See in v5 how easily Saul gives up, it certainly comes across in the text that Saul seems to be looking for an excuse to go home! He again looks for excuses in v7, anything to get out of continued searching! As I read this I certainly found this challenging in relation to my attitude to hard work in my Christian life, and my work within the assembly - do I shy away from hard work, or am I a 'fellow-labourer'  as Paul would say?

Saul meets Samuel

In fact, the servant seems to show more drive and determination than Saul! He shows a willingness and resourcefulness to get the job done, and also a good deal more spiritual discernment. Note that it is the servant who knows about the man of God (Samuel), Saul certainly didn't he didn't even know him when face to face with Samuel in v18! The servant knew where Samuel lived and he also had something to give him, Saul on the other hand was ignorant and totally unprepared. Don't forget that Samuel was long-established as a prophet, priest and judge in Israel (see chapter 3:20 and 4:1) and the scriptures tell us that he judged Israel all the days of his life, so for Saul to be completely oblivious to this shows a real lack of interest and spirituality I would judge.

It seems as though God chose Saul to show the people that rule by man instead of God was going to be far from perfect. Also, by choosing someone physically impressive to lead them was also wrong thinking. The people of God needed strong spiritual leaders (and we still do!) and Saul was not that. Saul was externally very impressive, verse 2 makes that clear! But as God later said to Samuel when selecting David, "man looks on the outward appearance but the Lord looks upon the heart..." God had a different set of criteria, and Saul's failure would lead to God installing David instead, a man after his own heart.

The Lord challenge our hearts as we strive to be internally what we appear to be externally!

Yours in Christ, Mark

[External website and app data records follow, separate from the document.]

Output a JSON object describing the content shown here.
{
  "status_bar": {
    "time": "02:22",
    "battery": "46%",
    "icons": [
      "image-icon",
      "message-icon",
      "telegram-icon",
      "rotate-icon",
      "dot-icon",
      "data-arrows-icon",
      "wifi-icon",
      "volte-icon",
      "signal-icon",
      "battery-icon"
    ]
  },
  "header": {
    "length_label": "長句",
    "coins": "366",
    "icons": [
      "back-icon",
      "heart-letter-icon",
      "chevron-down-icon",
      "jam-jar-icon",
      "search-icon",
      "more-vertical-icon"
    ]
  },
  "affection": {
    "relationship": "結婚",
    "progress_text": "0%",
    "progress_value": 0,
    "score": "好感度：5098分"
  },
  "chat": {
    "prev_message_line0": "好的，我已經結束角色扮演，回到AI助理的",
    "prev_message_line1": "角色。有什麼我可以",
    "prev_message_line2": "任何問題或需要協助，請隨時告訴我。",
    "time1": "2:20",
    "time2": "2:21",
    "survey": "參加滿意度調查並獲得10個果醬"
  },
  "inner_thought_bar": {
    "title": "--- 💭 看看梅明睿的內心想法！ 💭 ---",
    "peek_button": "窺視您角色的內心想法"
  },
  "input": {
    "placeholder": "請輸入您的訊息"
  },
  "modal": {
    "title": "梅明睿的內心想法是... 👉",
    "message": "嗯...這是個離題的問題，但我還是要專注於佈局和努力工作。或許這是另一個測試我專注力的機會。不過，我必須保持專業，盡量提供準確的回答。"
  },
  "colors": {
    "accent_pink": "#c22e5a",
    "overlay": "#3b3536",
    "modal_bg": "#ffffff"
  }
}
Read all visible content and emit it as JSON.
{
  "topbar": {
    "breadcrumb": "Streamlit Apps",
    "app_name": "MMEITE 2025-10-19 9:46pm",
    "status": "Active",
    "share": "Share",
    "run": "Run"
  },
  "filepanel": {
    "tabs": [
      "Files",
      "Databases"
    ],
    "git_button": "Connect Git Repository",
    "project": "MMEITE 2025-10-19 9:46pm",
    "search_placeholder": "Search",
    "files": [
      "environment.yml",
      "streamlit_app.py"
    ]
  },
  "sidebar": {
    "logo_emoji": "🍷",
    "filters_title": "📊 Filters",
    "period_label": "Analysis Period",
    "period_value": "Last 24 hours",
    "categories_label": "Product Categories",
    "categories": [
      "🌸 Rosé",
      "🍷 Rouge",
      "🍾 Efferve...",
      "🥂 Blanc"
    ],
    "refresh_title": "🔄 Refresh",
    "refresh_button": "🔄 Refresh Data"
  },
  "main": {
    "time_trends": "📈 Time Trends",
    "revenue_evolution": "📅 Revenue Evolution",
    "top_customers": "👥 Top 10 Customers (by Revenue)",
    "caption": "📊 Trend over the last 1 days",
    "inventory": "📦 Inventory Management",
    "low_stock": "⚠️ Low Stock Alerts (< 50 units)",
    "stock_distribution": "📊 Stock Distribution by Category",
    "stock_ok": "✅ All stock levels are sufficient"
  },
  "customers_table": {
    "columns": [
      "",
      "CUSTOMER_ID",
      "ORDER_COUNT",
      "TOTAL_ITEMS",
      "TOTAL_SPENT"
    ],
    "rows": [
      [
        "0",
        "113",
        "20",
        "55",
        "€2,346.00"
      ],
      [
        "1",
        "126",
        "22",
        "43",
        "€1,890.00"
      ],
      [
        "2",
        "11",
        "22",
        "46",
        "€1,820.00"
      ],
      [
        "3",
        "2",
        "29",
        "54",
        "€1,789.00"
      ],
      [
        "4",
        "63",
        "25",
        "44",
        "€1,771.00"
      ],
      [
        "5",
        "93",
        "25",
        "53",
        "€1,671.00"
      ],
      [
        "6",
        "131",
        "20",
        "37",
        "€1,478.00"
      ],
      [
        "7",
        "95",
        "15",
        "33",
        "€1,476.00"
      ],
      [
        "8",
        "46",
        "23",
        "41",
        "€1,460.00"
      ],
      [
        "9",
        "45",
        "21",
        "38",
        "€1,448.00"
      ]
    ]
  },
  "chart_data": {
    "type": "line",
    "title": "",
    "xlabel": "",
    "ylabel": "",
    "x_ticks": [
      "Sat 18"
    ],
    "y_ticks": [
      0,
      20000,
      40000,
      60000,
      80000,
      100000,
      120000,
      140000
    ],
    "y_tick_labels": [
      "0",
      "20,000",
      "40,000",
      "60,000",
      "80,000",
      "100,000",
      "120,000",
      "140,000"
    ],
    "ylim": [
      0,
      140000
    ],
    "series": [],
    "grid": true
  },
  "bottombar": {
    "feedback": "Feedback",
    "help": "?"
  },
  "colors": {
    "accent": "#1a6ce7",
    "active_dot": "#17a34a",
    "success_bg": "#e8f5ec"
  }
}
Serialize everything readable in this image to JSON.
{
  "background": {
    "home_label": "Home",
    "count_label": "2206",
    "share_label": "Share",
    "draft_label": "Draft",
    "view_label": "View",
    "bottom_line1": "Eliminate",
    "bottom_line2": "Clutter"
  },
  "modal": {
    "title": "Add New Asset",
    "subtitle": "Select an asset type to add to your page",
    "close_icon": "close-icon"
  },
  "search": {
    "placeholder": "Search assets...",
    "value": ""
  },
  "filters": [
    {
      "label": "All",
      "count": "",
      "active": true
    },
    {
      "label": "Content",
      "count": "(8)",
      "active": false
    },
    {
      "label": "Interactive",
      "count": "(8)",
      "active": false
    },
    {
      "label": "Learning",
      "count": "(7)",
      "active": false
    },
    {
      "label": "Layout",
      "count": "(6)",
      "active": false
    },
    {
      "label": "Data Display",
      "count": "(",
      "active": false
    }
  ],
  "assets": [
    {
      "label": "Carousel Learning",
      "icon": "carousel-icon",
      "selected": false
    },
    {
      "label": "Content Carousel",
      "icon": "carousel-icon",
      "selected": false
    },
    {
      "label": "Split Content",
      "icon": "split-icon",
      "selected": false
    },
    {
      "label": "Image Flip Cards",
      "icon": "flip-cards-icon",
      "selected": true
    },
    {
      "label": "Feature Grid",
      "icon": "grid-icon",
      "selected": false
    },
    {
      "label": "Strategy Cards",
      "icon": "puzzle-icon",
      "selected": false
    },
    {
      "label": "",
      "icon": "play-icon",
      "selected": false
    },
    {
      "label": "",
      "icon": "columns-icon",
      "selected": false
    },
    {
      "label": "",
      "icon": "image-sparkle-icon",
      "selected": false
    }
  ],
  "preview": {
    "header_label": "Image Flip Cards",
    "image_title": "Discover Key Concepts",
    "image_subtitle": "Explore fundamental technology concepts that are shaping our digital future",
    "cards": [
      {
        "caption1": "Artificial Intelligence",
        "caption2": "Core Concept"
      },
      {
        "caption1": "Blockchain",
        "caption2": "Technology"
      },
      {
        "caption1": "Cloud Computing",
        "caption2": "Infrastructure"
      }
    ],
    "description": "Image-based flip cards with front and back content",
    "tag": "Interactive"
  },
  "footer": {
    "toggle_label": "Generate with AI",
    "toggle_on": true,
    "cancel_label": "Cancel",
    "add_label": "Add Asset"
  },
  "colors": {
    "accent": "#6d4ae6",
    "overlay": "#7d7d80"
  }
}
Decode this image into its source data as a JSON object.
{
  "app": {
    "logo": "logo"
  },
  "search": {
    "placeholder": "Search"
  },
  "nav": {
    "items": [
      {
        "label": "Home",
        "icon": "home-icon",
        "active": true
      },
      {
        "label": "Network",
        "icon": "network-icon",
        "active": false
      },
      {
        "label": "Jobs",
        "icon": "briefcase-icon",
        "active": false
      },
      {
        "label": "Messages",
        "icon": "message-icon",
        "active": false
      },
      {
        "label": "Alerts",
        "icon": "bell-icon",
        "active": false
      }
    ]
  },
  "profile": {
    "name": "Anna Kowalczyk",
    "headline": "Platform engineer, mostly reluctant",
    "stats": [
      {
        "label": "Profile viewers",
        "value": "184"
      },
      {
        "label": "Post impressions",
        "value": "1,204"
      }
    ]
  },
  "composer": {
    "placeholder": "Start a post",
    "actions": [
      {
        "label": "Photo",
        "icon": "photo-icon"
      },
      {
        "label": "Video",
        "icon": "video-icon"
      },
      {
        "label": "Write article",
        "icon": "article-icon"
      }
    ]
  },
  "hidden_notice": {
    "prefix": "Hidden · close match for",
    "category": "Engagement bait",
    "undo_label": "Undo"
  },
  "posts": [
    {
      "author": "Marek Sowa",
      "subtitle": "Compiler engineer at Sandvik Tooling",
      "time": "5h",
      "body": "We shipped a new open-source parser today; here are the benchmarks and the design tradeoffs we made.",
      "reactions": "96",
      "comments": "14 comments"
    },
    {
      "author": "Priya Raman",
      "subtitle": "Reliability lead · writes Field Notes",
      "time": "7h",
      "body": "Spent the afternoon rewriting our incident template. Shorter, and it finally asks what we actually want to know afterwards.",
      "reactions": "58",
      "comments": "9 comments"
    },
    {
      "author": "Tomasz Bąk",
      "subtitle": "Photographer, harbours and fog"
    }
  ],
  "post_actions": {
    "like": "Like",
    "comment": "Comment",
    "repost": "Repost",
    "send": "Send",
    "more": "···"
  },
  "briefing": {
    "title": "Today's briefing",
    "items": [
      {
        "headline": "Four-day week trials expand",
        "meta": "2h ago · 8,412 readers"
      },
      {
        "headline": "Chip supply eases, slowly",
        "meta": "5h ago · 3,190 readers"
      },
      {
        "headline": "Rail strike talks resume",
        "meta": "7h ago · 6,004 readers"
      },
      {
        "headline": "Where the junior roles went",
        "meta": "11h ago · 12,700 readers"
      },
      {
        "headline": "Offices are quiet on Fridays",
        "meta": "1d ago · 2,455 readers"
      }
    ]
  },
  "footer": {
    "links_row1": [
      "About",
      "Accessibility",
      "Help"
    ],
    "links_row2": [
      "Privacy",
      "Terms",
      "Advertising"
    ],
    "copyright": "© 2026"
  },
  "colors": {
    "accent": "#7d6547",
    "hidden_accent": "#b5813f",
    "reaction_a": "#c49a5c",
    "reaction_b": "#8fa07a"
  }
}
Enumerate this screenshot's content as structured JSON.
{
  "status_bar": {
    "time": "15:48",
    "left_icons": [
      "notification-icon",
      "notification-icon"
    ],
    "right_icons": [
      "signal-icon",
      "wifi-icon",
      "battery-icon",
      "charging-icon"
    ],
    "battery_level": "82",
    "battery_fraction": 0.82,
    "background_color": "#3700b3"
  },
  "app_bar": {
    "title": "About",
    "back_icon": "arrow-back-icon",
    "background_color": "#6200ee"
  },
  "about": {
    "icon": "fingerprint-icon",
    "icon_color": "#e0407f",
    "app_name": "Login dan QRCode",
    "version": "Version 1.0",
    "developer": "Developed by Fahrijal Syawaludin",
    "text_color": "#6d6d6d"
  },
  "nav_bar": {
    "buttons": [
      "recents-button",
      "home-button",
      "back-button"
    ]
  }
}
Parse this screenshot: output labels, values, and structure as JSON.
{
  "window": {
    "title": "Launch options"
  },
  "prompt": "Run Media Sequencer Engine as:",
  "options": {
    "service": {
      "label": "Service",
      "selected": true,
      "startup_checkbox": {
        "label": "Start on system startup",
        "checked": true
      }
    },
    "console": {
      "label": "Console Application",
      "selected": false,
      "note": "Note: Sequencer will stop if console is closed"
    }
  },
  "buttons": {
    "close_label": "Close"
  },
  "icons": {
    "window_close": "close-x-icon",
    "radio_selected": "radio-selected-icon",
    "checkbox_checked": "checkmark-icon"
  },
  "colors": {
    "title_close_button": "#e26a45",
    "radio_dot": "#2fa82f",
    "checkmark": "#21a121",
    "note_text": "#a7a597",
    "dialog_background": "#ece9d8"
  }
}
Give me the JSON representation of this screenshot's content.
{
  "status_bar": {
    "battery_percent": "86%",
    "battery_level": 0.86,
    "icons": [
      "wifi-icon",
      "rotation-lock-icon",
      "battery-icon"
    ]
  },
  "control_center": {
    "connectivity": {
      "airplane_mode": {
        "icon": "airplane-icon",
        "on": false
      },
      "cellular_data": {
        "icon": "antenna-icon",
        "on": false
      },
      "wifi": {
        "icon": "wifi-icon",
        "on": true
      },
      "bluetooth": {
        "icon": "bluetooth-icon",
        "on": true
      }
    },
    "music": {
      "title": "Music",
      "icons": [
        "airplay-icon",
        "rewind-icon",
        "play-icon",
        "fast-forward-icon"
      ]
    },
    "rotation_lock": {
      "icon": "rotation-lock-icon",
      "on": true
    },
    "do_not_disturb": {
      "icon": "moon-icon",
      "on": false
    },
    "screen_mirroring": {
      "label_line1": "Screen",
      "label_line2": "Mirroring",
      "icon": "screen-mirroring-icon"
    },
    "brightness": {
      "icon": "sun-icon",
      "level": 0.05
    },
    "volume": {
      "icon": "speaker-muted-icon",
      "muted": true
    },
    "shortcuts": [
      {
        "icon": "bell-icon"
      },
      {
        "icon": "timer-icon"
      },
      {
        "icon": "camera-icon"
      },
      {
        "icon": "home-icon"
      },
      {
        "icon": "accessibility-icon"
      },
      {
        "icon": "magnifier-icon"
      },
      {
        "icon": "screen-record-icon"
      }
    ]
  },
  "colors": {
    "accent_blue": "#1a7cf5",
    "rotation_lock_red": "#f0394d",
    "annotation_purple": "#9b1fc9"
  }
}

1 Kings 19: Elijah and God

I was listening to a podcast the other day which was speaking about 1 Kings 19 and it reminded me of how very relevant this passage is to ou...